Requirement: Every line from the one containing "Output a JSON" to the end of the records below, written out word for word, is the whole answer.

(Stored entries)
+ + + +

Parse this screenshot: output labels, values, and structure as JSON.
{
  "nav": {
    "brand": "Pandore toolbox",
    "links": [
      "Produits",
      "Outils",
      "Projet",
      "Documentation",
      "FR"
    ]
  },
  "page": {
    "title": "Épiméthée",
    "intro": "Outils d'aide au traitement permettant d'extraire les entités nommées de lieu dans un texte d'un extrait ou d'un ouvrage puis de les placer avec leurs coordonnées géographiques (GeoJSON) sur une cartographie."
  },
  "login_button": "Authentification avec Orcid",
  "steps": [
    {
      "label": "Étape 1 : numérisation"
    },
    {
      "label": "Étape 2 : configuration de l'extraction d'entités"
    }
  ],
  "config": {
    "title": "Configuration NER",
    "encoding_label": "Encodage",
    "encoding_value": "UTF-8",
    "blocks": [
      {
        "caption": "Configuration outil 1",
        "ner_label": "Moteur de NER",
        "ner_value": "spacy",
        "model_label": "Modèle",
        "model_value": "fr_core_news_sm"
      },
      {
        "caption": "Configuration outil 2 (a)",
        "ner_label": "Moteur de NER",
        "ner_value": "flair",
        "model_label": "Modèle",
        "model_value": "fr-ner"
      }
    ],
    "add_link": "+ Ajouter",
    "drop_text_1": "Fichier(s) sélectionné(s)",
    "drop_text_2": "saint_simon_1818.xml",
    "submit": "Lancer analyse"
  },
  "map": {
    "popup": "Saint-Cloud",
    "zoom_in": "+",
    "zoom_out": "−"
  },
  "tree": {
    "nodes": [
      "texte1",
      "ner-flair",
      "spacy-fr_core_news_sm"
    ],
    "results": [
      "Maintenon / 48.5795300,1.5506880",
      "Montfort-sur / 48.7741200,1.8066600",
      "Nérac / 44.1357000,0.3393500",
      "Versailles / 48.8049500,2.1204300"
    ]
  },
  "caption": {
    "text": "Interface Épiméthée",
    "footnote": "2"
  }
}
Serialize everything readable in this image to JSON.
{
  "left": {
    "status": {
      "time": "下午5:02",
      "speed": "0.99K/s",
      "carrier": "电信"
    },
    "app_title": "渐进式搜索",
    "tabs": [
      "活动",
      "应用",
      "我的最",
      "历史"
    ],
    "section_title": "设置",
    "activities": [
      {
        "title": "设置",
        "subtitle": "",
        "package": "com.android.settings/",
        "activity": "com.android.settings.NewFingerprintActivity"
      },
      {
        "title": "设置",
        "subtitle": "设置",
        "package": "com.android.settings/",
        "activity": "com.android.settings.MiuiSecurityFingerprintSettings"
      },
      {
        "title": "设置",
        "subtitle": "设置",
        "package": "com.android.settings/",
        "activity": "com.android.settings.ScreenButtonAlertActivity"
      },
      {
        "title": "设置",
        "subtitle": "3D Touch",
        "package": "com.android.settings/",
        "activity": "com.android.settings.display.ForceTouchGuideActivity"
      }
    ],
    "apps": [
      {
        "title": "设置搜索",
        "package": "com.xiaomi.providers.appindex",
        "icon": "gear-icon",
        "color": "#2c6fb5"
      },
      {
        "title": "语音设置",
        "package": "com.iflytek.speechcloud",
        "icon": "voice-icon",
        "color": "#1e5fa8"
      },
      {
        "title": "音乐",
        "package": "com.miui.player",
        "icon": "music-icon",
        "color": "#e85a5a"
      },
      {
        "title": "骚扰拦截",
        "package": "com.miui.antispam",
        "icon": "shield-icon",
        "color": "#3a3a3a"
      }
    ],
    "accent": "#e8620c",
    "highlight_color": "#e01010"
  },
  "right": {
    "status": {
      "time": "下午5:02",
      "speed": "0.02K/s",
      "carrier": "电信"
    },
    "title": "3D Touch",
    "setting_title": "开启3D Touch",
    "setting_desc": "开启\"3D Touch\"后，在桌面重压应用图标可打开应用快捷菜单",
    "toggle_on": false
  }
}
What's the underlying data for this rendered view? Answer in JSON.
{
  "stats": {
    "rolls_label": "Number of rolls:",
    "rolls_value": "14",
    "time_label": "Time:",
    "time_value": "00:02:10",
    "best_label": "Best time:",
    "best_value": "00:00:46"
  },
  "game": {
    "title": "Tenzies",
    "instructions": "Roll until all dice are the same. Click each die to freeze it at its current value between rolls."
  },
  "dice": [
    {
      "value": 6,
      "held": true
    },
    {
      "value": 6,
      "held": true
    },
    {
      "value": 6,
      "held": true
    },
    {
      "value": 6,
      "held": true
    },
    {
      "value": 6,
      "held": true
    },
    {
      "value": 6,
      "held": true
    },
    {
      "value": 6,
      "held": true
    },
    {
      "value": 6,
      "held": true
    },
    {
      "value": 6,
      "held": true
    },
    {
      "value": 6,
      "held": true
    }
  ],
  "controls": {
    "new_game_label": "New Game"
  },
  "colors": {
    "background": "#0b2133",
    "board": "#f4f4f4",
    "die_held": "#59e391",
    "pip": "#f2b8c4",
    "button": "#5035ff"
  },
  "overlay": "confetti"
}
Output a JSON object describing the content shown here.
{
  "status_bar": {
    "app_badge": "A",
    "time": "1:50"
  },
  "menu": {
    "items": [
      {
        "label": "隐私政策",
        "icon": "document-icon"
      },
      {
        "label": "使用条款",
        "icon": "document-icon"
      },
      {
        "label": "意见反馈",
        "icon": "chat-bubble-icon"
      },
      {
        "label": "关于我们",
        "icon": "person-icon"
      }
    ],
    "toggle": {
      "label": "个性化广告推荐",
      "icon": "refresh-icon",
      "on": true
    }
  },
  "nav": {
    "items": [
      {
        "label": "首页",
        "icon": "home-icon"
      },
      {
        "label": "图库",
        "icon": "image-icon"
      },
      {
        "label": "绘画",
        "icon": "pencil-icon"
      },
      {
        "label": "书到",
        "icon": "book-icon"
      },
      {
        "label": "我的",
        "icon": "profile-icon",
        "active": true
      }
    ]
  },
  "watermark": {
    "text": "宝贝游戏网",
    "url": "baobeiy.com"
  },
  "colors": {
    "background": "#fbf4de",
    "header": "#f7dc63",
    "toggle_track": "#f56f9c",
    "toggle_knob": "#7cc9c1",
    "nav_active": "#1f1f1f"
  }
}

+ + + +

Exercise answer:
Output a JSON object describing the content shown here.
{
  "status_bar": {
    "app_badge": "A",
    "time": "1:50"
  },
  "menu": {
    "items": [
      {
        "label": "隐私政策",
        "icon": "document-icon"
      },
      {
        "label": "使用条款",
        "icon": "document-icon"
      },
      {
        "label": "意见反馈",
        "icon": "chat-bubble-icon"
      },
      {
        "label": "关于我们",
        "icon": "person-icon"
      }
    ],
    "toggle": {
      "label": "个性化广告推荐",
      "icon": "refresh-icon",
      "on": true
    }
  },
  "nav": {
    "items": [
      {
        "label": "首页",
        "icon": "home-icon"
      },
      {
        "label": "图库",
        "icon": "image-icon"
      },
      {
        "label": "绘画",
        "icon": "pencil-icon"
      },
      {
        "label": "书到",
        "icon": "book-icon"
      },
      {
        "label": "我的",
        "icon": "profile-icon",
        "active": true
      }
    ]
  },
  "watermark": {
    "text": "宝贝游戏网",
    "url": "baobeiy.com"
  },
  "colors": {
    "background": "#fbf4de",
    "header": "#f7dc63",
    "toggle_track": "#f56f9c",
    "toggle_knob": "#7cc9c1",
    "nav_active": "#1f1f1f"
  }
}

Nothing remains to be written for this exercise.